## INFORMATION SUPPLIED
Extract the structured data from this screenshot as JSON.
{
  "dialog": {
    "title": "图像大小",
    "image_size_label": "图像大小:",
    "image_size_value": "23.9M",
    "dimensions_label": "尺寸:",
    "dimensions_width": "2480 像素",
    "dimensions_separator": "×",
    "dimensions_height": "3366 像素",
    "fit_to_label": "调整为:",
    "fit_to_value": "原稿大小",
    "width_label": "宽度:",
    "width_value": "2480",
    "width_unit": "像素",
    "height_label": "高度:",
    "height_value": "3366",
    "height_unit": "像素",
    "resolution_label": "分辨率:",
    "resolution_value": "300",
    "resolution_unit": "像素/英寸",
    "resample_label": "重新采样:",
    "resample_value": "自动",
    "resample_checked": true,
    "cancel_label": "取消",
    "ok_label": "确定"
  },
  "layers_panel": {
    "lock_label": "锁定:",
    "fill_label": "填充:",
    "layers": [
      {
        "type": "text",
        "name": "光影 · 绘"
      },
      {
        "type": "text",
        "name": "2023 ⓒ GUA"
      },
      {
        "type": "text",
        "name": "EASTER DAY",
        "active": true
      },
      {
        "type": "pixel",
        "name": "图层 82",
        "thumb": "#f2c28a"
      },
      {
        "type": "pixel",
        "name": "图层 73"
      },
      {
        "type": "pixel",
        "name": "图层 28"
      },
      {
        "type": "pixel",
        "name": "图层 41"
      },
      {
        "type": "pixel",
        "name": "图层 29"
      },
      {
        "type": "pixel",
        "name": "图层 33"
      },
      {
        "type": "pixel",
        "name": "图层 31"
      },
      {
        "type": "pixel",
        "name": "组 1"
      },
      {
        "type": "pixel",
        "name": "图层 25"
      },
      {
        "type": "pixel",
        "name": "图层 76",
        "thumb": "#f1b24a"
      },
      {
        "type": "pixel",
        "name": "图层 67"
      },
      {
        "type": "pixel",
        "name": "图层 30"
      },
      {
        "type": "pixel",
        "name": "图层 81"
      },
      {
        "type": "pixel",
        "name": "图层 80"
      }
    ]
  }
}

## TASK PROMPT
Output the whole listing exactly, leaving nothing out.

## RESULT BELOW
Extract the structured data from this screenshot as JSON.
{
  "dialog": {
    "title": "图像大小",
    "image_size_label": "图像大小:",
    "image_size_value": "23.9M",
    "dimensions_label": "尺寸:",
    "dimensions_width": "2480 像素",
    "dimensions_separator": "×",
    "dimensions_height": "3366 像素",
    "fit_to_label": "调整为:",
    "fit_to_value": "原稿大小",
    "width_label": "宽度:",
    "width_value": "2480",
    "width_unit": "像素",
    "height_label": "高度:",
    "height_value": "3366",
    "height_unit": "像素",
    "resolution_label": "分辨率:",
    "resolution_value": "300",
    "resolution_unit": "像素/英寸",
    "resample_label": "重新采样:",
    "resample_value": "自动",
    "resample_checked": true,
    "cancel_label": "取消",
    "ok_label": "确定"
  },
  "layers_panel": {
    "lock_label": "锁定:",
    "fill_label": "填充:",
    "layers": [
      {
        "type": "text",
        "name": "光影 · 绘"
      },
      {
        "type": "text",
        "name": "2023 ⓒ GUA"
      },
      {
        "type": "text",
        "name": "EASTER DAY",
        "active": true
      },
      {
        "type": "pixel",
        "name": "图层 82",
        "thumb": "#f2c28a"
      },
      {
        "type": "pixel",
        "name": "图层 73"
      },
      {
        "type": "pixel",
        "name": "图层 28"
      },
      {
        "type": "pixel",
        "name": "图层 41"
      },
      {
        "type": "pixel",
        "name": "图层 29"
      },
      {
        "type": "pixel",
        "name": "图层 33"
      },
      {
        "type": "pixel",
        "name": "图层 31"
      },
      {
        "type": "pixel",
        "name": "组 1"
      },
      {
        "type": "pixel",
        "name": "图层 25"
      },
      {
        "type": "pixel",
        "name": "图层 76",
        "thumb": "#f1b24a"
      },
      {
        "type": "pixel",
        "name": "图层 67"
      },
      {
        "type": "pixel",
        "name": "图层 30"
      },
      {
        "type": "pixel",
        "name": "图层 81"
      },
      {
        "type": "pixel",
        "name": "图层 80"
      }
    ]
  }
}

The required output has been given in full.